So Ness forms his own troupe of men: Malone (Sean Connery), a wise old-timer who tutors Ness in the Chicago ways; Wallace (Charles Martin Smith), a Treasury accountant who studiously discovers that the blood-spattered Capone might be tripped up on a tax-evasion charge; and Stone (Andy Garcia), a young Italian sharpshooter.

The film delivers this investigation through a series of tit-for-tat encounters between Ness and Capone, a bloody citywide war that eventually has no limits. The playwright David Mamet (Glengarry Glen Ross) has written characters and dialogue that manage to be fresh while conforming to historical facts (and certain Hollywood traditions).

And he layers the movie’s straight-forwardness with some ironies; for instance, that the law Ness was defending, Prohibition, was a bad idea, which allowed organized crime to take over in the first place. And Mamet doesn’t shrink from the fact that Ness’s tactics begin to resemble those of the very men he’s sworn to put away.

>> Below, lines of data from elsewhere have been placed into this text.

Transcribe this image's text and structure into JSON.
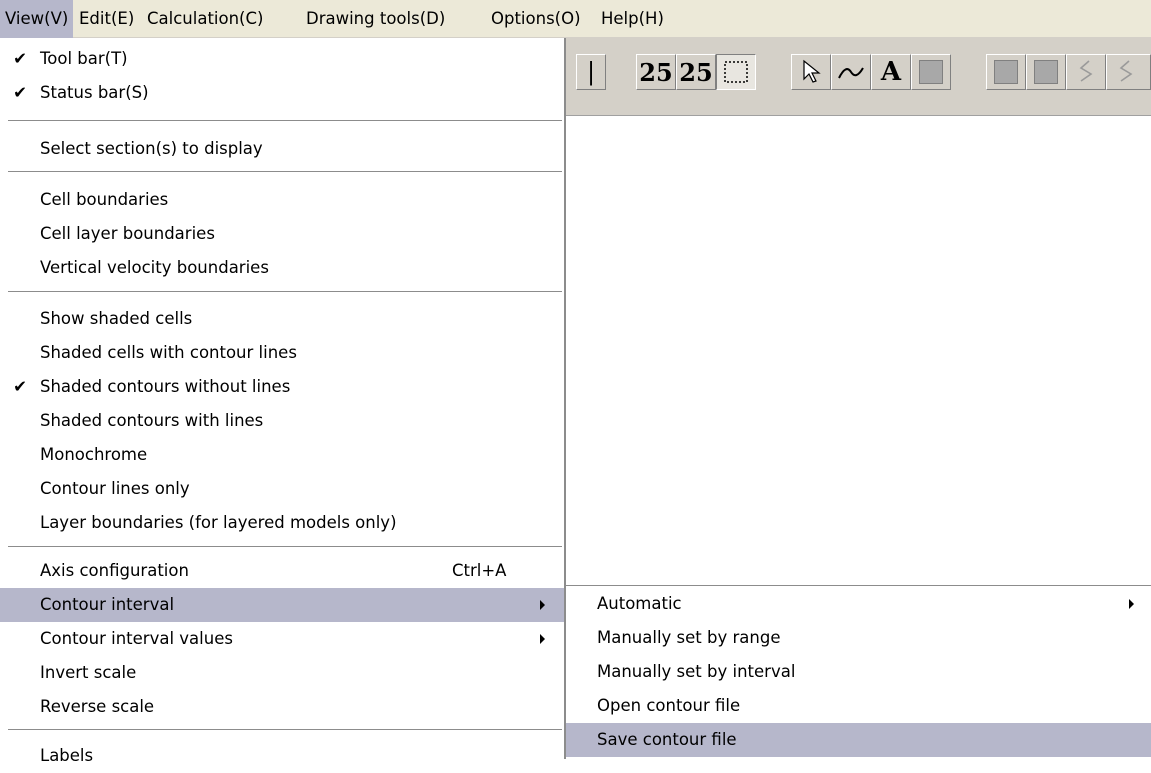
{
  "menubar": {
    "items": [
      {
        "label": "View(V)"
      },
      {
        "label": "Edit(E)"
      },
      {
        "label": "Calculation(C)"
      },
      {
        "label": "Drawing tools(D)"
      },
      {
        "label": "Options(O)"
      },
      {
        "label": "Help(H)"
      }
    ],
    "active_item": "View(V)"
  },
  "toolbar": {
    "buttons": [
      {
        "label": "|"
      },
      {
        "label": "25"
      },
      {
        "label": "25"
      }
    ],
    "icons": [
      "line-icon",
      "font-size-a-icon",
      "font-size-b-icon",
      "select-rectangle-icon",
      "pointer-icon",
      "curve-icon",
      "text-tool-icon",
      "fill-icon",
      "gray-square-icon",
      "gray-square-icon",
      "zigzag-icon",
      "zigzag-icon"
    ]
  },
  "view_menu": {
    "items": [
      {
        "label": "Tool bar(T)",
        "checked": true
      },
      {
        "label": "Status bar(S)",
        "checked": true
      },
      {
        "label": "Select section(s) to display"
      },
      {
        "label": "Cell boundaries"
      },
      {
        "label": "Cell layer boundaries"
      },
      {
        "label": "Vertical velocity boundaries"
      },
      {
        "label": "Show shaded cells"
      },
      {
        "label": "Shaded cells with contour lines"
      },
      {
        "label": "Shaded contours without lines",
        "checked": true
      },
      {
        "label": "Shaded contours with lines"
      },
      {
        "label": "Monochrome"
      },
      {
        "label": "Contour lines only"
      },
      {
        "label": "Layer boundaries (for layered models only)"
      },
      {
        "label": "Axis configuration",
        "shortcut": "Ctrl+A"
      },
      {
        "label": "Contour interval",
        "submenu": true,
        "highlighted": true
      },
      {
        "label": "Contour interval values",
        "submenu": true
      },
      {
        "label": "Invert scale"
      },
      {
        "label": "Reverse scale"
      },
      {
        "label": "Labels"
      }
    ],
    "check_glyph": "✔"
  },
  "contour_interval_submenu": {
    "items": [
      {
        "label": "Automatic",
        "submenu": true
      },
      {
        "label": "Manually set by range"
      },
      {
        "label": "Manually set by interval"
      },
      {
        "label": "Open contour file"
      },
      {
        "label": "Save contour file",
        "highlighted": true
      }
    ]
  },
  "colors": {
    "menubar_bg": "#ece9d8",
    "highlight": "#b6b7cb",
    "toolbar_bg": "#d4d0c8"
  }
}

Choosing Brian De Palma to direct Mamet’s script was a brilliant stroke. De Palma has already cut his teeth on the operatic crime film (his Scarface was actually an update of the 1932 film based on Capone). De Palma and cinematographer Stephen Burum find the kind of clean, unfussy period look that the material demands.

Yet when opportunity presents itself, De Palma is capable of taking wing. Two set pieces stand out: Ness’s men charging across the countryside on horseback to seize a shipment of illegal hooch, and a delirious sequence in a train station involving Ness’s capture of Capone’s bookkeeper in a furious crossfire. De Palma’s thrilling staging of these scenes marks a new virtuosity in his work.

A slew of good performances, too: Costner does well with the difficult task of keeping straight-arrow Ness interesting; Connery is marvelous in a role he inhabits with warmth and authority; Billy Drago contributes a chilling cameo as hit man Frank Nitti. De Niro, who replaced Bob Hoskins as Capone, is effective as usual, never more so than in a stirring speech about baseball that ends in his Louisville Slugger connecting with the skull of an incompetent underling. It’s a whole new suggestion of the true American pastime.

First published in the Herald, June 3, 1987

I recall how satisfying this movie was when it came along; it didn’t have to be great, it was just so very good. Which meant a lot in 1987. A prequel has been rumored for a while, and I have a strong feeling somebody’s going to remake this soon, and probably not stray far from the Mamet screenplay.